Earlier on, I called Alex Kent’s vocal performance the most dynamic in recent memory and I absolutely stick to that assertion. Whether or not that’s going to appeal to the wide variety of listeners is very much a matter of opinion, as much like Jamie Stewart, Alex’s vocals are very much a take-it-or-leave-it proposition, ranging from a quavering whisper to a throat shredding shriek to a more staid, listless murmur. Dynamic then, in the sense that there’s an incredible range to the levels and timbres Kent’s relying on, from the gradual descent into the mental maelstrom that is Man Proposes, God Disposes to the gibbering sobs and howls on the final minutes of the album. He’s perhaps at his most immediately satisfying when he’s shouting out his absolute preacher-in-the-house-of-fuck shrieking hellsermons, but there’s a hell of a lot of nightmare to plumb and Alex is working with a damn extensive set of tools in his voice-box. The other members are all bringing their wild screeching, clanging symbols and gongs and chimes, spidery guitars and out-of-body organs into the fore, on the longer tracks supplanting Kent for much of their length as they carefully weave their atmospheres, their basement corners, their ecstatic breaks into the open air, all less a backing for Kent and more a set of instruments among his, all pushing and pulling to the back and fore.
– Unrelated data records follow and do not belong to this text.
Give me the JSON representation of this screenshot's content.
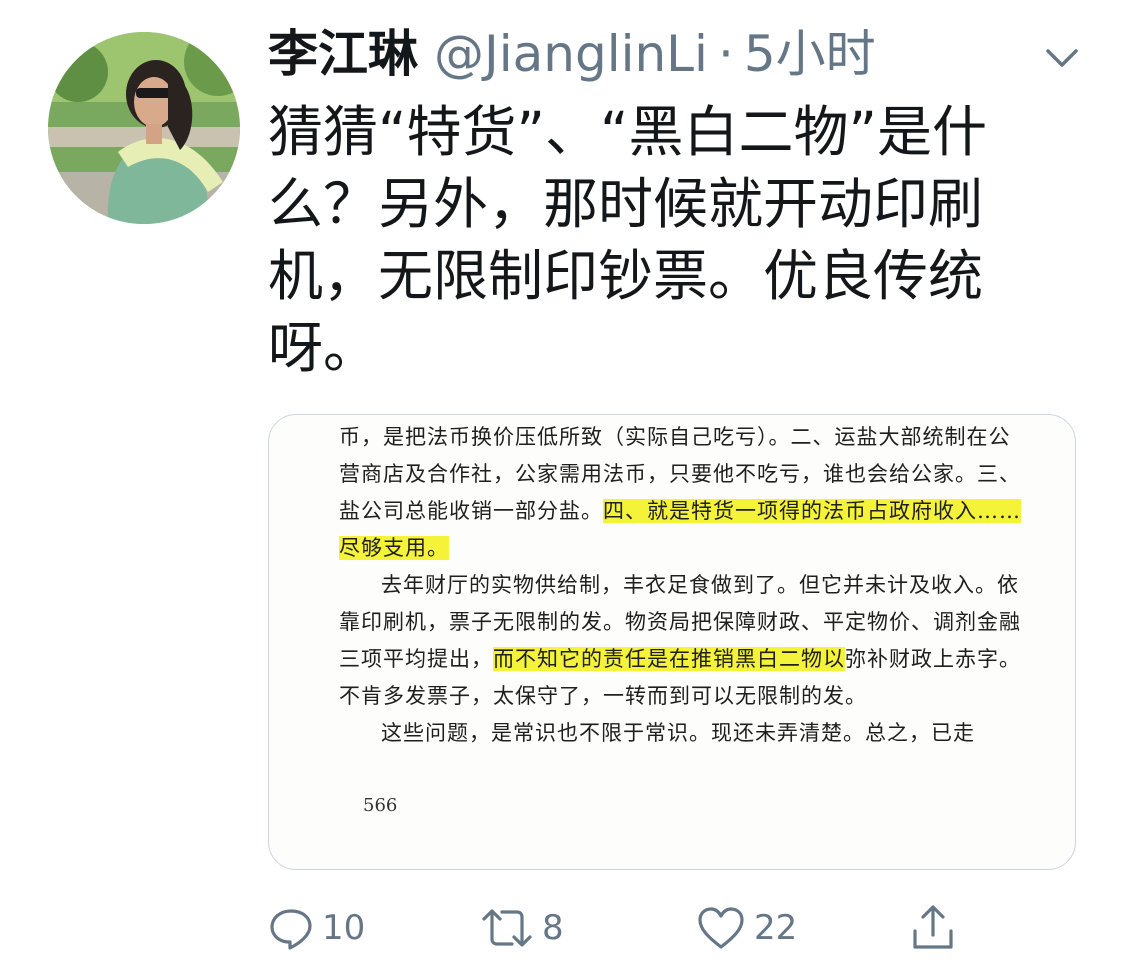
{
  "tweet": {
    "display_name": "李江琳",
    "handle": "@JianglinLi",
    "separator": "·",
    "timestamp": "5小时",
    "text": "猜猜“特货”、“黑白二物”是什么？另外，那时候就开动印刷机，无限制印钞票。优良传统呀。"
  },
  "media": {
    "page_number": "566",
    "highlight_color": "#f5f23a",
    "paragraphs": [
      {
        "indent": false,
        "before": "币，是把法币换价压低所致（实际自己吃亏）。二、运盐大部统制在公营商店及合作社，公家需用法币，只要他不吃亏，谁也会给公家。三、盐公司总能收销一部分盐。",
        "highlight": "四、就是特货一项得的法币占政府收入……尽够支用。",
        "after": ""
      },
      {
        "indent": true,
        "before": "去年财厅的实物供给制，丰衣足食做到了。但它并未计及收入。依靠印刷机，票子无限制的发。物资局把保障财政、平定物价、调剂金融三项平均提出，",
        "highlight": "而不知它的责任是在推销黑白二物以",
        "after": "弥补财政上赤字。不肯多发票子，太保守了，一转而到可以无限制的发。"
      },
      {
        "indent": true,
        "before": "这些问题，是常识也不限于常识。现还未弄清楚。总之，已走",
        "highlight": "",
        "after": ""
      }
    ]
  },
  "actions": {
    "reply": {
      "icon": "reply-icon",
      "count": "10"
    },
    "retweet": {
      "icon": "retweet-icon",
      "count": "8"
    },
    "like": {
      "icon": "heart-icon",
      "count": "22"
    },
    "share": {
      "icon": "share-icon"
    }
  },
  "colors": {
    "text_primary": "#14171a",
    "text_secondary": "#657786",
    "card_border": "#ccd6dd"
  }
}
So alright, if it doesn’t always
play like they clearly want it to (the long tracks, confrontational and uncompromising as they are, are, only in rare passages, the chore the whole thing might have been), it’s still a masterclass in sequencing and construction, from the straightforward glass-chewing joys of the straightforward noise-rockers (We Think So Ill of You is the best song Oxbow never wrote) to the crucifixion-ecstasies of the two behemoth tracks, there’s absolutely an immense amount of material to love here. It’s opaque in its delivery, cryptic in its poetry beyond the unease and the disgust with all that is sensory experience, but what it offers is more immediate than any analysis can offer. Sprain have set out with all the energy and ambition in the world, to make something that both fulfills and transcends the limits of their style and by god, have they done so.